Trusts & Estates
Staff of Reclusive Heiress Coerced Her Out of $44M in Gifts, Executor Says
Posted May 23, 2012 3:37 PM CST
By Mark Hansen
Nurses, doctors, a hospital, a lawyer and an accountant for reclusive heiress Huguette Clark coerced or influenced her out of more than $44 million in gifts, the executor of her estate said in a court filing Tuesday.
The executor, who doesn't deny that Clark authorized nearly all of those gifts, is asking the court to order all of the money to be repaid, msnbc.com's Open Channel blog reports.
The petition is an attempt to return to the estate millions of dollars that the executor claims was bled away from the heiress by fraud or undue influence. Two other petitions were expected to be filed by the executor Wednesday, one accusing her lawyer and one accusing her accountant of malpractice and breach of fidicuciary duty.
The accusations were vigorously denied by Clark's attorney, whose representative said that any attempt to suggest that the gifts were not freely given is to "denigrate the person who gave these gifts, as well as the recipients who cared for her with their love."

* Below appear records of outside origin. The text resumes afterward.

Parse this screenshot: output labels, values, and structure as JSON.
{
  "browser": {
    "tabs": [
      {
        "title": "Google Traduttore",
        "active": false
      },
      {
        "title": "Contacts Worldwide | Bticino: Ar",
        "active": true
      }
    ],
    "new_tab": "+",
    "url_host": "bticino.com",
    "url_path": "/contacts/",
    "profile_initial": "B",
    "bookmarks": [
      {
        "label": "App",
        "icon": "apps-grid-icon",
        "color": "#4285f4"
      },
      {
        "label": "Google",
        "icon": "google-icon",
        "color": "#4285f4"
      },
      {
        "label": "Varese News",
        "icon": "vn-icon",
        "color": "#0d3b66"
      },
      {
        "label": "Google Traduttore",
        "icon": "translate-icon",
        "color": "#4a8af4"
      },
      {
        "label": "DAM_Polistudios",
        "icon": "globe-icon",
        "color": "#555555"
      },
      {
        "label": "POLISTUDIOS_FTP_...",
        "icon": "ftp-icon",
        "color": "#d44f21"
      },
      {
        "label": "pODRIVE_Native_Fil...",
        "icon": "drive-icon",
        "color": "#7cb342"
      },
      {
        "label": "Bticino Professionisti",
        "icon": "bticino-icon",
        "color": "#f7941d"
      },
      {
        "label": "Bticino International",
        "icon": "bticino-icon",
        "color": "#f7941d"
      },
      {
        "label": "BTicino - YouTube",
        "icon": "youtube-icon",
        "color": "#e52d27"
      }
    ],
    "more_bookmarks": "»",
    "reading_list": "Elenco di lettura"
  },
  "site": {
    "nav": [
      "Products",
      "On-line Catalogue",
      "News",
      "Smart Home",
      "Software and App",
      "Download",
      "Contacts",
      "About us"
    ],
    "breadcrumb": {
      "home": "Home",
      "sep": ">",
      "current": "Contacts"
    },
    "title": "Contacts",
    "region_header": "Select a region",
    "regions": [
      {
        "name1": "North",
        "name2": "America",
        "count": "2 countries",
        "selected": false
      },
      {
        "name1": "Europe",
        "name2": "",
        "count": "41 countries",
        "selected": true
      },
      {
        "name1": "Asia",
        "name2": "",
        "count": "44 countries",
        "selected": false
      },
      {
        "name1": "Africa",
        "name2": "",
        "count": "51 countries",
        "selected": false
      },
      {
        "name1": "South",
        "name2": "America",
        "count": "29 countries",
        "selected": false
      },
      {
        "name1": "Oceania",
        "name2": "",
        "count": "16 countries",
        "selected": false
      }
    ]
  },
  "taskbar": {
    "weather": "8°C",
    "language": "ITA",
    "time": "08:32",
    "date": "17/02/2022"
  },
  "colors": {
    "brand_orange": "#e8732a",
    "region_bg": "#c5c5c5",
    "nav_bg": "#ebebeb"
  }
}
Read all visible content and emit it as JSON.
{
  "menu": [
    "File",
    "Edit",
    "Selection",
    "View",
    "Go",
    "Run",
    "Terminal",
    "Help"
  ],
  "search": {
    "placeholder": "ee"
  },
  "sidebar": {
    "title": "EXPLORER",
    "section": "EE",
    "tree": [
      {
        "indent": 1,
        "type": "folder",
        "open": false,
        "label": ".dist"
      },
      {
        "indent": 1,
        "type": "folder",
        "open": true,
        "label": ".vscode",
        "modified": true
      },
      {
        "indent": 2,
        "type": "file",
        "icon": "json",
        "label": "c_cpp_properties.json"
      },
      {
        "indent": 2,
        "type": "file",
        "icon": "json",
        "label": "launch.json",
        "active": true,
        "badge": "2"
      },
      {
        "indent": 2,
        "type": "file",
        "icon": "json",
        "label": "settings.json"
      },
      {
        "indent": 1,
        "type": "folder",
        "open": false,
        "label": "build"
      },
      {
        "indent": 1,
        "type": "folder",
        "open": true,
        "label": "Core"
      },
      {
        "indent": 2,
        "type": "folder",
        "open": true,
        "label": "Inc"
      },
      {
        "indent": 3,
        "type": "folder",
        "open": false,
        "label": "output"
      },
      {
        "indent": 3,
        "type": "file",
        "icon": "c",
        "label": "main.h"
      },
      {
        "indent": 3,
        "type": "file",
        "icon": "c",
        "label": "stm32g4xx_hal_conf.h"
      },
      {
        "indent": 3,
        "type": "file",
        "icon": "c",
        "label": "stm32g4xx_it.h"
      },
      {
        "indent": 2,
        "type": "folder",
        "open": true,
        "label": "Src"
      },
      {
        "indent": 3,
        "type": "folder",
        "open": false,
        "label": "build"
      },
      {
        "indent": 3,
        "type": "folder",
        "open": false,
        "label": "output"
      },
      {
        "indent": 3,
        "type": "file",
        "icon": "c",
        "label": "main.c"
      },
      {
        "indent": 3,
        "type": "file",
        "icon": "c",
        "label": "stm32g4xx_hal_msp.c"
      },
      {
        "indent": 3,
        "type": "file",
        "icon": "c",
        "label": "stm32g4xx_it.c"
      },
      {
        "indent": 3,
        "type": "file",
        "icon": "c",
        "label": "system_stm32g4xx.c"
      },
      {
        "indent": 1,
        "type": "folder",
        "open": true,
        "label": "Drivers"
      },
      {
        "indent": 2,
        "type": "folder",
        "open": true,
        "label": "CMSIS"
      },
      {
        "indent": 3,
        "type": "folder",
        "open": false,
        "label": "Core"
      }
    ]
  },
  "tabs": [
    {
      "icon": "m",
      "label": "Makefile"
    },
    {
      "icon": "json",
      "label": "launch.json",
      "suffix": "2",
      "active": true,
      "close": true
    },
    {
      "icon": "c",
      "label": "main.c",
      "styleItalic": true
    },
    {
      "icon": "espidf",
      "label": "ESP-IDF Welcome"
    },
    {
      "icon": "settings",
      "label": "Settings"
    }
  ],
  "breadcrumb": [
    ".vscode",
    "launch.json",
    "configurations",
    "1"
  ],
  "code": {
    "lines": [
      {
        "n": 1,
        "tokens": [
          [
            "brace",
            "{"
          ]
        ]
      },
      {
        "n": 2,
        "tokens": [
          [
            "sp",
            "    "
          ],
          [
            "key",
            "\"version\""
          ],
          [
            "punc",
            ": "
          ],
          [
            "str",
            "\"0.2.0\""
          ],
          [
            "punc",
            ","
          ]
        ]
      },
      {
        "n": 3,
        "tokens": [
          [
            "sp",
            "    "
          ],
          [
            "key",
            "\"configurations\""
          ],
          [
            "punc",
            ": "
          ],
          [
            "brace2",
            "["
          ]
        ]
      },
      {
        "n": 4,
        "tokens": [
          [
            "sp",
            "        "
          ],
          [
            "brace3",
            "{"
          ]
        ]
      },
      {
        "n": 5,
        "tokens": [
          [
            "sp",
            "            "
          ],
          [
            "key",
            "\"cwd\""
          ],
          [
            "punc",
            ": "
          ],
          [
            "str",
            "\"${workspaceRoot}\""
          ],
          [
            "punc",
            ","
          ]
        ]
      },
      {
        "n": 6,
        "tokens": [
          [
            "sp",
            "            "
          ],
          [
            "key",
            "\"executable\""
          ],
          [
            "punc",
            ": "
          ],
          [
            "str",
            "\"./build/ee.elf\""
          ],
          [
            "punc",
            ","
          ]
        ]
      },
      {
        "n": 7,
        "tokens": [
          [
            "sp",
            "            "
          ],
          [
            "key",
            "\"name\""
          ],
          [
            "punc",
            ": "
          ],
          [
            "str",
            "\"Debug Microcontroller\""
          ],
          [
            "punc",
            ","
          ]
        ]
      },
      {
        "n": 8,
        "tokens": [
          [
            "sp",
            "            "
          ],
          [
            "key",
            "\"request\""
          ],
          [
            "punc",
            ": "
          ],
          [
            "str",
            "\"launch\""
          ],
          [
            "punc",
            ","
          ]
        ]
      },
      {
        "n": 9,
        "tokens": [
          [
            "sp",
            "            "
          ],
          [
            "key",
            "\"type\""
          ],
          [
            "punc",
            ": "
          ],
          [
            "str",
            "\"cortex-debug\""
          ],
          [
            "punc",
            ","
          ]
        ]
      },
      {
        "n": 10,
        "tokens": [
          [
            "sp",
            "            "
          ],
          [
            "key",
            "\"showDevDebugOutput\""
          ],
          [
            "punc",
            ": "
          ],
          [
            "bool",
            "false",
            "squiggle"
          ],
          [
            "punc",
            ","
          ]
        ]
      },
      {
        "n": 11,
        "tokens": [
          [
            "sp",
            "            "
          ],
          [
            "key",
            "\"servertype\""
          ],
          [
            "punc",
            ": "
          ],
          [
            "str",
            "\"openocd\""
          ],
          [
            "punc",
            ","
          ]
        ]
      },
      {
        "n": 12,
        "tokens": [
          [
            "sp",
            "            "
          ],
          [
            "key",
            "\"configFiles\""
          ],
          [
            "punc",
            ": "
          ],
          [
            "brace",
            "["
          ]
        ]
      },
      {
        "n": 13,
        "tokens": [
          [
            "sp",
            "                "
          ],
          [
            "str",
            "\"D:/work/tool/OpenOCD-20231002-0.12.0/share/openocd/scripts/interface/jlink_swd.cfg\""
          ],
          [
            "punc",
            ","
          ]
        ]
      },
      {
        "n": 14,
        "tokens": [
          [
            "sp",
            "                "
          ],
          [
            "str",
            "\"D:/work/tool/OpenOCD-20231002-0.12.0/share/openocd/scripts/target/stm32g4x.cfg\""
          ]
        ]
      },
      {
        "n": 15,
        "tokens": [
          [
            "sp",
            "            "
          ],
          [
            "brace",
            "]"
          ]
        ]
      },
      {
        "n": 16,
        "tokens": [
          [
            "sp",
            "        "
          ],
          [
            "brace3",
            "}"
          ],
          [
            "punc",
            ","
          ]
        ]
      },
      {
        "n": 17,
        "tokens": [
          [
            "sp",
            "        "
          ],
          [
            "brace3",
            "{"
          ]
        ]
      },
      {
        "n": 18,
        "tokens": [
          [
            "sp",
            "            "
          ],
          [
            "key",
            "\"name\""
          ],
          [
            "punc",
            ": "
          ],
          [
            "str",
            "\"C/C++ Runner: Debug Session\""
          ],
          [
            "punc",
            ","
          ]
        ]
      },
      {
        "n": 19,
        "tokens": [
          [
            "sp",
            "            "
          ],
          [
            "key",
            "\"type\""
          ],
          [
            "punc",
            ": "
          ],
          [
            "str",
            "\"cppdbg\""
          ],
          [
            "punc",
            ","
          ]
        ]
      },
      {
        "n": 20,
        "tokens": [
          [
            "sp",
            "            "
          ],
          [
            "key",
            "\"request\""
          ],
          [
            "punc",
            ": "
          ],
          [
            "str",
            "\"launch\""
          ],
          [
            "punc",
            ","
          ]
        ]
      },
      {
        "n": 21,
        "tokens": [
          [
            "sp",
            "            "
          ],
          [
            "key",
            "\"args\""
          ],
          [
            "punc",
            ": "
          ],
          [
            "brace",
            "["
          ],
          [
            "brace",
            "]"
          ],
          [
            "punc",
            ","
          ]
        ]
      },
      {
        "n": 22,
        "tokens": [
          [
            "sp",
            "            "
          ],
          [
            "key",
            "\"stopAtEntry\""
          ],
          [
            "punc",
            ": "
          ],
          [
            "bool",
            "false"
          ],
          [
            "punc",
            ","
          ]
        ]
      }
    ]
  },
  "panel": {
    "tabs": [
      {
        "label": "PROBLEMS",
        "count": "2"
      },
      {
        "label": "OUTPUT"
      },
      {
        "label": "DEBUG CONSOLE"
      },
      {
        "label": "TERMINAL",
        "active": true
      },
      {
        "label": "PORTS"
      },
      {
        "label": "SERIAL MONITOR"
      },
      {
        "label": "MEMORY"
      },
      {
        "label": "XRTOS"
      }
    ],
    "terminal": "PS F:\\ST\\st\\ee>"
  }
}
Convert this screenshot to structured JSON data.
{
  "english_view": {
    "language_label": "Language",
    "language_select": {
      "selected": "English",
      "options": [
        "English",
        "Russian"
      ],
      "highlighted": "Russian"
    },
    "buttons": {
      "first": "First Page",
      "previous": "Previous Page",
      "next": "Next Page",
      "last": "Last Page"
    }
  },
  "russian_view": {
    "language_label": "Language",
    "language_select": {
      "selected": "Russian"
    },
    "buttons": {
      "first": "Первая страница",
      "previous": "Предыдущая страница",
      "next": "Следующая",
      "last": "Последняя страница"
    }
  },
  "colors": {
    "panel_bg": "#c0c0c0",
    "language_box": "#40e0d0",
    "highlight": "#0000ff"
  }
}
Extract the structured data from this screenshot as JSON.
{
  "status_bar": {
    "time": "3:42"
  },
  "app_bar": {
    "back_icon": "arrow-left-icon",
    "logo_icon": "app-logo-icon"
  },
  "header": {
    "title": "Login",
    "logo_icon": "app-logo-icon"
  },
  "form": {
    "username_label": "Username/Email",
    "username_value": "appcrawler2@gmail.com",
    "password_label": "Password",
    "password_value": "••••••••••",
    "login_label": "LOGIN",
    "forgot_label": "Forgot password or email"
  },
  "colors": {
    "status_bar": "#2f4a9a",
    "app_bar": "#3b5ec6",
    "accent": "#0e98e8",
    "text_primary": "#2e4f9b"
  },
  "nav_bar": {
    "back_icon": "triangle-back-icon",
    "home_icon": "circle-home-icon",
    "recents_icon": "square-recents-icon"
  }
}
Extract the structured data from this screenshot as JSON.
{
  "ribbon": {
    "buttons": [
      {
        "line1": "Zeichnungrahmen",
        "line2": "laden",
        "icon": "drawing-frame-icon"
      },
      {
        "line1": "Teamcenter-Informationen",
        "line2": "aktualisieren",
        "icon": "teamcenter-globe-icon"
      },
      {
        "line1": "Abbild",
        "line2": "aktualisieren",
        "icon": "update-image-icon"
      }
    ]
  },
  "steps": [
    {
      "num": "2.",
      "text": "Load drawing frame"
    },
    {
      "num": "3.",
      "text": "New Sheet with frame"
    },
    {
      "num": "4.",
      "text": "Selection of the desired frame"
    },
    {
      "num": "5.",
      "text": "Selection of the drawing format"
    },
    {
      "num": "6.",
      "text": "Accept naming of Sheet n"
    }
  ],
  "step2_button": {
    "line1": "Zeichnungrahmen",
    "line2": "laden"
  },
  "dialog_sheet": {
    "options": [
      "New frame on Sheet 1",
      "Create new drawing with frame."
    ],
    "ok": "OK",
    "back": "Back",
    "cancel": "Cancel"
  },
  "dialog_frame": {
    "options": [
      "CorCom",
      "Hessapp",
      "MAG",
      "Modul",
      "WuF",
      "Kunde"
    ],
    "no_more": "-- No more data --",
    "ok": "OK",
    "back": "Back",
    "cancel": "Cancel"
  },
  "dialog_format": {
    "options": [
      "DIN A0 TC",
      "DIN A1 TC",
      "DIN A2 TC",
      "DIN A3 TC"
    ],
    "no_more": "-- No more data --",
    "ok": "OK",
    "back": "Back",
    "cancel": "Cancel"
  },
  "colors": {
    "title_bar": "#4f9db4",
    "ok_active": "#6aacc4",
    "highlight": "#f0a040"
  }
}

Clark, the heiress to a family fortune valued at $400 million, died last May in New York at age 104. She had no close relatives, and most of her money went to an art charity.
According to the executor's filing, Clark gave her longtime nurse and her family $31 million in gifts, including jewelry, dolls, a Stradivarius violin and money to buy five homes.
Another $6.3 million was given to Beth Israel Medical Center, which allowed Clark to live in the hospital for much of the last two decades of her life even though she was quite healthy.
Clark's two doctors and their families received gifts totaling $3.1 million.
Her accountant got $375,000. Her lawyer received $60,000, in addition to the $1.85 million he got after the Sept. 11, 2001, terror attacks for a security system for his daughter's Israeli community on the West Bank.
Clark's relatives alleged in a court filing last year that Clark's lawyer and accountant mishandled and misappropriated her assets in the 15 years prior to her death.
And New York's public administrator accused the pair last December of failing to pay $90 million Clark owed in federal gift taxes and penalties.